Twelve people have been arrested over a drone protest at Heathrow that activists say will continue over the weekend.
Protesters from a group called Heathrow Pause failed to cause disruption at the airport, but say the action highlights the devastating role air travel plays in the escalating climate emergency.
The first volunteer attempted to fly a drone within the airport’s three-mile (5km) exclusion zone at 3am on Friday in a bid to disrupt flights, but protesters said the authorities used jamming technology to prevent it taking off.
A spokesperson for the airport said: “Heathrow’s runways and taxiways remain open and fully operational despite attempts to disrupt the airport through the illegal use of drones in a protest nearby.
“We will continue to work with the authorities to carry out dynamic risk assessment programmes and keep our passengers flying safely on their journeys today.”
The Metropolitan police confirmed that 12 people had been arrested, seven pre-emptively on Thursday and another five on Friday once the demonstration had started. A statement added that all the arrests were on suspicion of conspiracy to commit a public nuisance and that there had been no breach of airport security.
Despite its failure to disrupt flights, a spokesperson for Heathrow Pause said the action had triggered “a sensible, honest conversation throughout society on the dangerous folly of Heathrow expansion, with the ultimate objective of cancelling the third runway”.
Activists said at least one drone had been flown successfully, and that they planned to continue attempting to fly drones at head height within the airport exclusion zone over the weekend.

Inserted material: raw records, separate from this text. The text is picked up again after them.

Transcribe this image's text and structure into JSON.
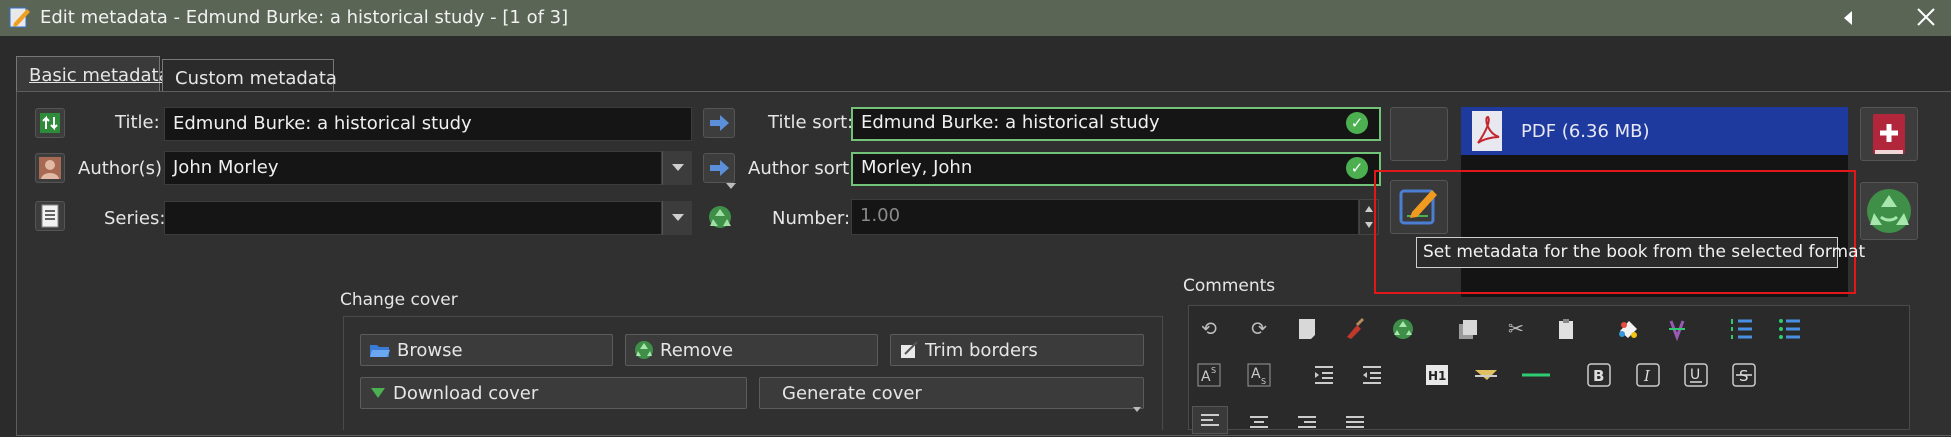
{
  "window": {
    "title": "Edit metadata - Edmund Burke: a historical study - [1 of 3]"
  },
  "tabs": [
    {
      "label": "Basic metadata",
      "active": true
    },
    {
      "label": "Custom metadata",
      "active": false
    }
  ],
  "form": {
    "title_label": "Title:",
    "title_value": "Edmund Burke: a historical study",
    "title_sort_label": "Title sort:",
    "title_sort_value": "Edmund Burke: a historical study",
    "author_label": "Author(s):",
    "author_value": "John Morley",
    "author_sort_label": "Author sort:",
    "author_sort_value": "Morley, John",
    "series_label": "Series:",
    "series_value": "",
    "number_label": "Number:",
    "number_value": "1.00"
  },
  "formats": {
    "items": [
      {
        "label": "PDF (6.36 MB)",
        "selected": true
      }
    ],
    "tooltip": "Set metadata for the book from the selected format"
  },
  "cover": {
    "heading": "Change cover",
    "browse": "Browse",
    "remove": "Remove",
    "trim": "Trim borders",
    "download": "Download cover",
    "generate": "Generate cover"
  },
  "comments": {
    "heading": "Comments"
  },
  "colors": {
    "titlebar": "#5a6556",
    "selection": "#1e3a9e",
    "ok_border": "#72c27a",
    "highlight_box": "#e01818"
  }
}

One of those arrested on Friday morning, James Brown, said he had been left with no other choice but to protest. Speaking before his arrest, he said: “Even though parliament has formally recognised the climate emergency we are facing, our own government is still pursuing plans to build a third runway at Heathrow,” he said.
“This hypocrisy, and the general negligence of the aviation industry to face up to its contribution to the climate emergency, has forced me into considering arrest and, if necessary, imprisonment, to wake people up to the dire situation we are in.”
Police made seven pre-emptive arrests of activists including Roger Hallam, a co-founder of Extinction Rebellion.
The protests mark the start of what is likely to be an upturn in environmental activism over the coming weeks. Extinction Rebellion protesters held a die-in at the start of London fashion week on Friday, and millions of people around the world are expected to take part in the climate school strikes next Friday. Extinction Rebellion are also planning weeks of mass civil disobedience in London in October.
At Heathrow, protesters had planned to fly drones away from flight paths at no higher than about 1.8 metres (6ft). They notified the airport and the authorities of their plans weeks ago and said that once a drone flight was over its pilot would phone the police and wait to be arrested.
They had believed this would force the authorities to shut down Heathrow’s operations, but a spokesperson for the airport said this assumption was wrong because an ongoing “dynamic risk assessment” would look at each incident on a case-by-case basis.
Before he was arrested, Hallam said the proposed third runway expansion would “provide another few years of business as usual, until everything collapses”.
“We are in a ‘time of consequences’, as Churchill called it in response to the Nazi threat in 1936. The consequence of not rebelling is indescribable suffering and death for billions of people,” he said. “The consequence of rebellion is a chance to avoid the worst. Rebellion means mass economic disruption and deep personal sacrifice. I am a rebel.”